◆ **Exercise description**:
Print the data once more, exactly as supplied.

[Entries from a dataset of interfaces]
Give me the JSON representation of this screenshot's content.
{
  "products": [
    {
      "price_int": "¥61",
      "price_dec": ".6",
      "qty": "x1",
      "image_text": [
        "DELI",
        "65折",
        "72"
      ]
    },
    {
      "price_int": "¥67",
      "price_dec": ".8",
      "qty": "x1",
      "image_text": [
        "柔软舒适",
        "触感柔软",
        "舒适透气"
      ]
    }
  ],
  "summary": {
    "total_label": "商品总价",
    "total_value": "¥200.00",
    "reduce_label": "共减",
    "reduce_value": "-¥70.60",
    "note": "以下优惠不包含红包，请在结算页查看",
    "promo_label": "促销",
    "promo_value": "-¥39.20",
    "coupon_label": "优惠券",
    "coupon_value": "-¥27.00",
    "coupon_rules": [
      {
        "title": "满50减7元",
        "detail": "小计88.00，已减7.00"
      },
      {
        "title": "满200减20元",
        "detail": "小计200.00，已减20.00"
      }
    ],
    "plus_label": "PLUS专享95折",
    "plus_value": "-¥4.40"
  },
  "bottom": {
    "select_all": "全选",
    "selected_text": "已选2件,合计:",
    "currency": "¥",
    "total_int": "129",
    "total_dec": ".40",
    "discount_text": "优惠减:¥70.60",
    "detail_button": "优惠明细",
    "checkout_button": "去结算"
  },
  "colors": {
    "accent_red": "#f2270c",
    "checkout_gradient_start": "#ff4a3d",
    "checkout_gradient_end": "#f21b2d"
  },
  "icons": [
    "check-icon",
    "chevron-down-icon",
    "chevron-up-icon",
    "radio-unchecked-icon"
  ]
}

◆ **Your solution**:
Give me the JSON representation of this screenshot's content.
{
  "products": [
    {
      "price_int": "¥61",
      "price_dec": ".6",
      "qty": "x1",
      "image_text": [
        "DELI",
        "65折",
        "72"
      ]
    },
    {
      "price_int": "¥67",
      "price_dec": ".8",
      "qty": "x1",
      "image_text": [
        "柔软舒适",
        "触感柔软",
        "舒适透气"
      ]
    }
  ],
  "summary": {
    "total_label": "商品总价",
    "total_value": "¥200.00",
    "reduce_label": "共减",
    "reduce_value": "-¥70.60",
    "note": "以下优惠不包含红包，请在结算页查看",
    "promo_label": "促销",
    "promo_value": "-¥39.20",
    "coupon_label": "优惠券",
    "coupon_value": "-¥27.00",
    "coupon_rules": [
      {
        "title": "满50减7元",
        "detail": "小计88.00，已减7.00"
      },
      {
        "title": "满200减20元",
        "detail": "小计200.00，已减20.00"
      }
    ],
    "plus_label": "PLUS专享95折",
    "plus_value": "-¥4.40"
  },
  "bottom": {
    "select_all": "全选",
    "selected_text": "已选2件,合计:",
    "currency": "¥",
    "total_int": "129",
    "total_dec": ".40",
    "discount_text": "优惠减:¥70.60",
    "detail_button": "优惠明细",
    "checkout_button": "去结算"
  },
  "colors": {
    "accent_red": "#f2270c",
    "checkout_gradient_start": "#ff4a3d",
    "checkout_gradient_end": "#f21b2d"
  },
  "icons": [
    "check-icon",
    "chevron-down-icon",
    "chevron-up-icon",
    "radio-unchecked-icon"
  ]
}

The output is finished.